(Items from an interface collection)
'''

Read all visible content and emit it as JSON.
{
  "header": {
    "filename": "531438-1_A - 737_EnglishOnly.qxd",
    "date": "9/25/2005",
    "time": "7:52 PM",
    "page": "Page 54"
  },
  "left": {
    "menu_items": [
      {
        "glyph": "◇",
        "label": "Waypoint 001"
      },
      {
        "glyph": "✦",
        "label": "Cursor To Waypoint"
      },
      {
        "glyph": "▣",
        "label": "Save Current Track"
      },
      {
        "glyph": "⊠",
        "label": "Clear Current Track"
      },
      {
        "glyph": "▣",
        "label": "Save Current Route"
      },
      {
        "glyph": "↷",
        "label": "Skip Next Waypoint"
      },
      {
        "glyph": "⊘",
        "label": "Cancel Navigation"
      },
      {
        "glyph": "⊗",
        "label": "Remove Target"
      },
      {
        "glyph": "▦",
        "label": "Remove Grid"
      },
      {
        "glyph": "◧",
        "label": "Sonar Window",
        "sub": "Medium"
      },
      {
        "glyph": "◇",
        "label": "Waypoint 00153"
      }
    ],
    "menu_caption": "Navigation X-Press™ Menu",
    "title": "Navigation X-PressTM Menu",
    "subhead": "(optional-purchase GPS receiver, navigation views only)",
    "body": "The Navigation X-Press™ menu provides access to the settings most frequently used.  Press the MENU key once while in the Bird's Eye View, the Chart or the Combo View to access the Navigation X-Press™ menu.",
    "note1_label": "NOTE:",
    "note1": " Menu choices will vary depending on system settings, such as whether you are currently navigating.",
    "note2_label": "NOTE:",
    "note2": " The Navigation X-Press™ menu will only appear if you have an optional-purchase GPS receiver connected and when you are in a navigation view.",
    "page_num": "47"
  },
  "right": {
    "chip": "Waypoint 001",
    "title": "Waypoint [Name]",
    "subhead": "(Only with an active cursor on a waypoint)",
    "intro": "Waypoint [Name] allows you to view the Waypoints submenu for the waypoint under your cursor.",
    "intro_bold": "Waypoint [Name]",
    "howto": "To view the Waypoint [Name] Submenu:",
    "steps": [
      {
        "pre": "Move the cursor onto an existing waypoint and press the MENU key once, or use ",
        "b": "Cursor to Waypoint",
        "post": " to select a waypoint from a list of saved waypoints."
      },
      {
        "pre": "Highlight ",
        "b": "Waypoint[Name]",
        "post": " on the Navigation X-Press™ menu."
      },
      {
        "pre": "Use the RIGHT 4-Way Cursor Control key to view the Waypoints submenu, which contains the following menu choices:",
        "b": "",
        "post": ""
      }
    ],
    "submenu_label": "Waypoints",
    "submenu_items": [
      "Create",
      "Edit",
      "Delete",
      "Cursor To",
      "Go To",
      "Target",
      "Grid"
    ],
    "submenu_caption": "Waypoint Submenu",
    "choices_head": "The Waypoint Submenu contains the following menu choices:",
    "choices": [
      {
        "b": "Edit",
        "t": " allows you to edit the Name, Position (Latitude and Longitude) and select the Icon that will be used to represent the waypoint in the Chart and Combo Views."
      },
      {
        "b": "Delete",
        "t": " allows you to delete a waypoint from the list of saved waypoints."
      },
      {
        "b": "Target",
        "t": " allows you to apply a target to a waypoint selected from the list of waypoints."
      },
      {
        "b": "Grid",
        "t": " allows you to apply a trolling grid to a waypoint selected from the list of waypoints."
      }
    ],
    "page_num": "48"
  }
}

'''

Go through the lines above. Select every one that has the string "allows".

COMPLETED EXERCISE.
    "intro": "Waypoint [Name] allows you to view the Waypoints submenu for the waypoint under your cursor.",
        "t": " allows you to edit the Name, Position (Latitude and Longitude) and select the Icon that will be used to represent the waypoint in the Chart and Combo Views."
        "t": " allows you to delete a waypoint from the list of saved waypoints."
        "t": " allows you to apply a target to a waypoint selected from the list of waypoints."
        "t": " allows you to apply a trolling grid to a waypoint selected from the list of waypoints."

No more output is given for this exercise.